GROWING IN GRACE
When was the last time you splashed in a puddle? How about the last time you danced in the grocery aisle when your favorite song came on? When was the last time you laughed to the point of tears at something ridiculously silly?
If you’re scratching your head to answer these questions, you might be too “adultish.” I know what you’re thinking: “Ben, you’re just making words up now.” Yes, I am. But hang with me. Adultish is a term I’ve found that refers to our addiction to being in control of every little thing and outcome in our life.
If Peter Pan reminds us that all children except one grow up, why is that growing up process relegated to a journey of losing our sense of childlikeness? Keep in mind that I’m advocating for childlikeness, not childishness. Childlikeness is the ability to get lost in the wonder and beauty of the world. It means to be fully present in a given moment. And it means to live life in ways that lead us to wonder and curiosity.
In her book, “Unfettered,” author Mandy Smith says children can teach us a lot because they do two things well that adults struggle with. First, they live life fully and with all of their senses. A child trusts their body and they are fully and physically present in any given moment. Secondly, a child can live this way and be fine with not needing to be fully responsible for every situation. A child knows how to live depending on someone to take care of them.
Too often we adults spend our days being too serious and feeling too important. But the truth is that deep down we’re secretly worrying about what others think of us, feeling insecure, and wondering if our next failure will be our worst. What would it be like to wake up every day and not wonder about what’s on our to-do list or worry about the things we need to accomplish and oversee? What if, instead of assuming we are in control of every little thing in life, we remind ourselves that the world is humming while we are asleep and our job is to join in the humming. If God is truly in control, we can afford to take our hands off the steering wheel a little and relish in the wonder and beauty of life.

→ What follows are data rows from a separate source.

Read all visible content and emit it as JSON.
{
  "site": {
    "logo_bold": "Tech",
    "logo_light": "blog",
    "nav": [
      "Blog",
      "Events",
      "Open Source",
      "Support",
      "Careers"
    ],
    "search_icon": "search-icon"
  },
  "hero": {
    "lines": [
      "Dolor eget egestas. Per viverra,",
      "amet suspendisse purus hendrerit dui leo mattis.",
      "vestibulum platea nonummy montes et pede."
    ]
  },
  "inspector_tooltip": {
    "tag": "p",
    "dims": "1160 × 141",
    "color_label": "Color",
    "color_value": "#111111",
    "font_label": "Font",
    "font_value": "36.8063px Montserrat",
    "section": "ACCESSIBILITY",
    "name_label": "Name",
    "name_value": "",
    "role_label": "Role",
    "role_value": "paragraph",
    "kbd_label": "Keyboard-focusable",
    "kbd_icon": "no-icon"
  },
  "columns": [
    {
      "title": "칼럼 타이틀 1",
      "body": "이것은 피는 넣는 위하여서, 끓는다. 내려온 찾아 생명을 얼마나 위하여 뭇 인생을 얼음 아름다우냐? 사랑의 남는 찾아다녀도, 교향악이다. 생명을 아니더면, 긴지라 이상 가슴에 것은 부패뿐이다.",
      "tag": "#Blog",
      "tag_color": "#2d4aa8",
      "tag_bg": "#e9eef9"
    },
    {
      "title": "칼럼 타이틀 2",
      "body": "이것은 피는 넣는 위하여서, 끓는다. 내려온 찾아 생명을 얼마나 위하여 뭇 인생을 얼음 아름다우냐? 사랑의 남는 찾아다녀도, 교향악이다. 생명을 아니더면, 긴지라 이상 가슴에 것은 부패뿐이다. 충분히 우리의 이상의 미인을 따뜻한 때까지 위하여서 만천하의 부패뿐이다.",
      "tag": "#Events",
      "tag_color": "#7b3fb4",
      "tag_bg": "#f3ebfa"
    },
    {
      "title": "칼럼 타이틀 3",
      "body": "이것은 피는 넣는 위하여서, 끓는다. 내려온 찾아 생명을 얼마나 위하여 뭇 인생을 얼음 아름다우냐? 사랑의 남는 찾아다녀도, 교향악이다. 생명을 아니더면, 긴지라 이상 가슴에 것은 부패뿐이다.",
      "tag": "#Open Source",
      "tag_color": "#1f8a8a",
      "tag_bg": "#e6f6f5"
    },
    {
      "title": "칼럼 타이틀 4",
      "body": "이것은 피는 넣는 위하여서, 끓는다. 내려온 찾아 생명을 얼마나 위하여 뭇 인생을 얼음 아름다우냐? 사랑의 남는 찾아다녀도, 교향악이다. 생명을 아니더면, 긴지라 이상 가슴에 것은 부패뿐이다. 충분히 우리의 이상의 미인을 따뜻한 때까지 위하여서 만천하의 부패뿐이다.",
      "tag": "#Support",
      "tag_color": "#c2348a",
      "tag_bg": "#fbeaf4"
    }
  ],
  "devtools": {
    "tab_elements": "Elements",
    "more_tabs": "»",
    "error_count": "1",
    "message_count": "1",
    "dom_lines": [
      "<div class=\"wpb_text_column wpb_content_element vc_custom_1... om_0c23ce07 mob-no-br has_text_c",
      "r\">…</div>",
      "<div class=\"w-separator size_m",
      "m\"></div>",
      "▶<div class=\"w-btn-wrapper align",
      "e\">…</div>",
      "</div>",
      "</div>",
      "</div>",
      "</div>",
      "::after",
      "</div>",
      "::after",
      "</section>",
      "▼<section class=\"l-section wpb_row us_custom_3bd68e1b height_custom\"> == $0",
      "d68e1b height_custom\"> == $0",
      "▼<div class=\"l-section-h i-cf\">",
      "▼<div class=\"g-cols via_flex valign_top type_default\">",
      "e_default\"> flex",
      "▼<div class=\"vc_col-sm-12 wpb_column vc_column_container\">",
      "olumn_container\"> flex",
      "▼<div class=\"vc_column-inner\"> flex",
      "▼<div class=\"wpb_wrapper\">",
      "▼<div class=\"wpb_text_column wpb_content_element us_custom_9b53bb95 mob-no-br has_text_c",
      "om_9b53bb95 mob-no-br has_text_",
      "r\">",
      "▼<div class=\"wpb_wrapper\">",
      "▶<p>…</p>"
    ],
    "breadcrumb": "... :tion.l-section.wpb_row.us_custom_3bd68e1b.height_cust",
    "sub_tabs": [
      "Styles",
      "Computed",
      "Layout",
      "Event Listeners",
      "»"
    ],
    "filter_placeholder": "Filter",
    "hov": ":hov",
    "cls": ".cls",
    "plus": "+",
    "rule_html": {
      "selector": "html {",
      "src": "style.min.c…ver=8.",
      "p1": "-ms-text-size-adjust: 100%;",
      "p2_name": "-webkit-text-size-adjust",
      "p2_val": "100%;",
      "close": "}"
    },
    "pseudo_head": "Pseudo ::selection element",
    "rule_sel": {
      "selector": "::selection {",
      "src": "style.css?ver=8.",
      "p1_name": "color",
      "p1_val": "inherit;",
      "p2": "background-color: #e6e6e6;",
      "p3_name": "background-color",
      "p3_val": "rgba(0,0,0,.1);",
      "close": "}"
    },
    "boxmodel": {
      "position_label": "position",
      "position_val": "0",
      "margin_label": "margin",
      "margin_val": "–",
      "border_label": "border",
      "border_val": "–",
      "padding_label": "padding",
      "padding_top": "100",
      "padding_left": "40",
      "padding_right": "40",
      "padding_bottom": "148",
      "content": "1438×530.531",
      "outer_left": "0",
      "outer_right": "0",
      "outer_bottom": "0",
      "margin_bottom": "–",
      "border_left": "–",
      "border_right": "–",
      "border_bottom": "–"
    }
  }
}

The other day a summer downpour happened while I was driving my kids home from school. We park in a parking garage directly behind our home (our house in on the top floor of my church in downtown Savannah). This means we had to make a choice — stay in the garage until the rain stopped or run across the street and get soaked. We stood there and waited. I had another Zoom meeting that afternoon. I was too busy and serious to get my clothes all wet. After a few minutes of waiting to no avail, my kids begged to just go for it. Against my adultish judgment, we went for it. We held hands and ran across the road to our building. I knew halfway through that my clothes were drenched and I would need to change to finish my work day. But that thought was interrupted by a sound — a great and glorious sound that chimed in my soul. As we ran across the rain-soaked street I heard my kids cackling with a laughter that had to have come from a wellspring of childlike joy. And I knew in that moment that Robert Frost was right about two roads diverging in the woods — in my case they were the roads of adultishness and childlikeness. I chose childlikeness even though it was the one less travelled. And, by the power of God, it made all the difference in that moment.
So take yourself a little less seriously. Put your work down for a minute. Dance when good music comes on. Put your phone away and be fully present. Don’t be afraid of getting drenched in the rain. Be like a child. Have fun. God loves you.
The Rev. Ben Gosden is senior pastor at Trinity United Methodist Church in Savannah. He can be reached at firstname.lastname@example.org.